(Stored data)
● ● ●
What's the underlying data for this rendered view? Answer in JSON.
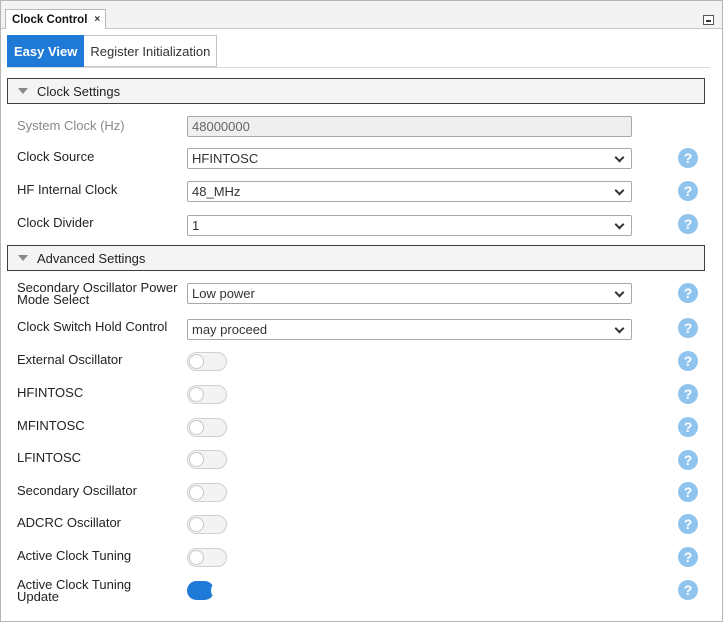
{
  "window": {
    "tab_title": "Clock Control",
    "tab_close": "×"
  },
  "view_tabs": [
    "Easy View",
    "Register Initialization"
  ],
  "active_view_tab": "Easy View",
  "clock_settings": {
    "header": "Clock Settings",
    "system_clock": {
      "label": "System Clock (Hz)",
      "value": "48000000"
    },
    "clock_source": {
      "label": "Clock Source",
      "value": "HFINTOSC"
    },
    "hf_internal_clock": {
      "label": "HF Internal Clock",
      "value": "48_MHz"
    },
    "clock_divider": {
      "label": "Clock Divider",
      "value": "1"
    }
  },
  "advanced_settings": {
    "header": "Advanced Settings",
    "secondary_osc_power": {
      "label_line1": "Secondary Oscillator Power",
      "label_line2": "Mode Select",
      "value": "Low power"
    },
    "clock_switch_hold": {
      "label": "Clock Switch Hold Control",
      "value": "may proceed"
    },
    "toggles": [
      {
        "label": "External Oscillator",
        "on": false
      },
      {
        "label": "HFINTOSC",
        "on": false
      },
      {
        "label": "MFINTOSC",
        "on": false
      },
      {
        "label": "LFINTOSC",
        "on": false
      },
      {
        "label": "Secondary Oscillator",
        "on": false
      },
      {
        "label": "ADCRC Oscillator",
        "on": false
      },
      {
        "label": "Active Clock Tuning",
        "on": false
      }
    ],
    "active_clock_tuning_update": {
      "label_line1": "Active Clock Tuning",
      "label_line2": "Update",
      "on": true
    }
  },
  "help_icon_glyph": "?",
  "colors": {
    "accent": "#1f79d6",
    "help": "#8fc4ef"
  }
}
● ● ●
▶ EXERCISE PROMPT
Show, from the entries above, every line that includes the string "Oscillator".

▶ RESULT OF THE TASK
      "label_line1": "Secondary Oscillator Power",
        "label": "External Oscillator",
        "label": "Secondary Oscillator",
        "label": "ADCRC Oscillator",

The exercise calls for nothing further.